** Opening Task inputs block **

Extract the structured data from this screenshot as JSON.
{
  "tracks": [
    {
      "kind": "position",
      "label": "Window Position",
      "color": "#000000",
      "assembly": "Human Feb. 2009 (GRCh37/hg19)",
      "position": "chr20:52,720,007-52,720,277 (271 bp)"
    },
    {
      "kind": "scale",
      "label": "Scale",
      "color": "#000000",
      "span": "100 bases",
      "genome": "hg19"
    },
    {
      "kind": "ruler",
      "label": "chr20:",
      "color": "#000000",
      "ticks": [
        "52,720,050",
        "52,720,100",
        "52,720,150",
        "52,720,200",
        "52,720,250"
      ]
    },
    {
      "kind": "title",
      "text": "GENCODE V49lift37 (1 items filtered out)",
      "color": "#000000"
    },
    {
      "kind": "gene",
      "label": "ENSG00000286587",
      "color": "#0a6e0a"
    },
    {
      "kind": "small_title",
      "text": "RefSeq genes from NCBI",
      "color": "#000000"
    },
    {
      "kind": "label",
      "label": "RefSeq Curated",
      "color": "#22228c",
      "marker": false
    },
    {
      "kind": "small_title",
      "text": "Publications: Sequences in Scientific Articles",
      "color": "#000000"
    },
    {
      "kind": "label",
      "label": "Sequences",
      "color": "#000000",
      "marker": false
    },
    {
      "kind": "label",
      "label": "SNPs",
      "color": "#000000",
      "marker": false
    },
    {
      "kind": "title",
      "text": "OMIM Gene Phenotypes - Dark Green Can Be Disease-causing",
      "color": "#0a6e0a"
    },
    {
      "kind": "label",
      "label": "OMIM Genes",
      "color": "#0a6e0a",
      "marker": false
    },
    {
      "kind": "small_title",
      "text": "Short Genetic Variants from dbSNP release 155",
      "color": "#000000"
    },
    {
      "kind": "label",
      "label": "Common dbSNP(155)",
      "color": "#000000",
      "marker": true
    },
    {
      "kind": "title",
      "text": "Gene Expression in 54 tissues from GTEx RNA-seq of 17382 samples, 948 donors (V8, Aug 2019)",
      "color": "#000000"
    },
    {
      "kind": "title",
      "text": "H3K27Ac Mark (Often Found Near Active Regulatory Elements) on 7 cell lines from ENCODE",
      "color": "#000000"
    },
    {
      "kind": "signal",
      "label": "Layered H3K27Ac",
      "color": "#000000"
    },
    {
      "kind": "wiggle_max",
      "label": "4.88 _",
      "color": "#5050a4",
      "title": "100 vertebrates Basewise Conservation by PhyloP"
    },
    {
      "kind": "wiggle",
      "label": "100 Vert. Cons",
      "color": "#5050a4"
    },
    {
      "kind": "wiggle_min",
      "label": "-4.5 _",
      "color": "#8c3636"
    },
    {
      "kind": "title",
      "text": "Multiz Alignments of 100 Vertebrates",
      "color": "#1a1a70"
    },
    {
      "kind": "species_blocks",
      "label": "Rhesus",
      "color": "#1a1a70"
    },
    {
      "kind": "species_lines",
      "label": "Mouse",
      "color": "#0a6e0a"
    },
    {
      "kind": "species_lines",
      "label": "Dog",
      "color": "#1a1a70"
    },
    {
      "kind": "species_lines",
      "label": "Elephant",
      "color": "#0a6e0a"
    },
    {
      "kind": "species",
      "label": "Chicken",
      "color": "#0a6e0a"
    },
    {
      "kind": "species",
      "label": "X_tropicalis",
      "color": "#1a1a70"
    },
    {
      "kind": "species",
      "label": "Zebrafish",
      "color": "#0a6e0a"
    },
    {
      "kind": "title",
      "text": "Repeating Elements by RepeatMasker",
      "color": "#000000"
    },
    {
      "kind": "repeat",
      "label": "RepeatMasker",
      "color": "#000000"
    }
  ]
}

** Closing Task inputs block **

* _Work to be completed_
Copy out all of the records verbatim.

* _Written response_
Extract the structured data from this screenshot as JSON.
{
  "tracks": [
    {
      "kind": "position",
      "label": "Window Position",
      "color": "#000000",
      "assembly": "Human Feb. 2009 (GRCh37/hg19)",
      "position": "chr20:52,720,007-52,720,277 (271 bp)"
    },
    {
      "kind": "scale",
      "label": "Scale",
      "color": "#000000",
      "span": "100 bases",
      "genome": "hg19"
    },
    {
      "kind": "ruler",
      "label": "chr20:",
      "color": "#000000",
      "ticks": [
        "52,720,050",
        "52,720,100",
        "52,720,150",
        "52,720,200",
        "52,720,250"
      ]
    },
    {
      "kind": "title",
      "text": "GENCODE V49lift37 (1 items filtered out)",
      "color": "#000000"
    },
    {
      "kind": "gene",
      "label": "ENSG00000286587",
      "color": "#0a6e0a"
    },
    {
      "kind": "small_title",
      "text": "RefSeq genes from NCBI",
      "color": "#000000"
    },
    {
      "kind": "label",
      "label": "RefSeq Curated",
      "color": "#22228c",
      "marker": false
    },
    {
      "kind": "small_title",
      "text": "Publications: Sequences in Scientific Articles",
      "color": "#000000"
    },
    {
      "kind": "label",
      "label": "Sequences",
      "color": "#000000",
      "marker": false
    },
    {
      "kind": "label",
      "label": "SNPs",
      "color": "#000000",
      "marker": false
    },
    {
      "kind": "title",
      "text": "OMIM Gene Phenotypes - Dark Green Can Be Disease-causing",
      "color": "#0a6e0a"
    },
    {
      "kind": "label",
      "label": "OMIM Genes",
      "color": "#0a6e0a",
      "marker": false
    },
    {
      "kind": "small_title",
      "text": "Short Genetic Variants from dbSNP release 155",
      "color": "#000000"
    },
    {
      "kind": "label",
      "label": "Common dbSNP(155)",
      "color": "#000000",
      "marker": true
    },
    {
      "kind": "title",
      "text": "Gene Expression in 54 tissues from GTEx RNA-seq of 17382 samples, 948 donors (V8, Aug 2019)",
      "color": "#000000"
    },
    {
      "kind": "title",
      "text": "H3K27Ac Mark (Often Found Near Active Regulatory Elements) on 7 cell lines from ENCODE",
      "color": "#000000"
    },
    {
      "kind": "signal",
      "label": "Layered H3K27Ac",
      "color": "#000000"
    },
    {
      "kind": "wiggle_max",
      "label": "4.88 _",
      "color": "#5050a4",
      "title": "100 vertebrates Basewise Conservation by PhyloP"
    },
    {
      "kind": "wiggle",
      "label": "100 Vert. Cons",
      "color": "#5050a4"
    },
    {
      "kind": "wiggle_min",
      "label": "-4.5 _",
      "color": "#8c3636"
    },
    {
      "kind": "title",
      "text": "Multiz Alignments of 100 Vertebrates",
      "color": "#1a1a70"
    },
    {
      "kind": "species_blocks",
      "label": "Rhesus",
      "color": "#1a1a70"
    },
    {
      "kind": "species_lines",
      "label": "Mouse",
      "color": "#0a6e0a"
    },
    {
      "kind": "species_lines",
      "label": "Dog",
      "color": "#1a1a70"
    },
    {
      "kind": "species_lines",
      "label": "Elephant",
      "color": "#0a6e0a"
    },
    {
      "kind": "species",
      "label": "Chicken",
      "color": "#0a6e0a"
    },
    {
      "kind": "species",
      "label": "X_tropicalis",
      "color": "#1a1a70"
    },
    {
      "kind": "species",
      "label": "Zebrafish",
      "color": "#0a6e0a"
    },
    {
      "kind": "title",
      "text": "Repeating Elements by RepeatMasker",
      "color": "#000000"
    },
    {
      "kind": "repeat",
      "label": "RepeatMasker",
      "color": "#000000"
    }
  ]
}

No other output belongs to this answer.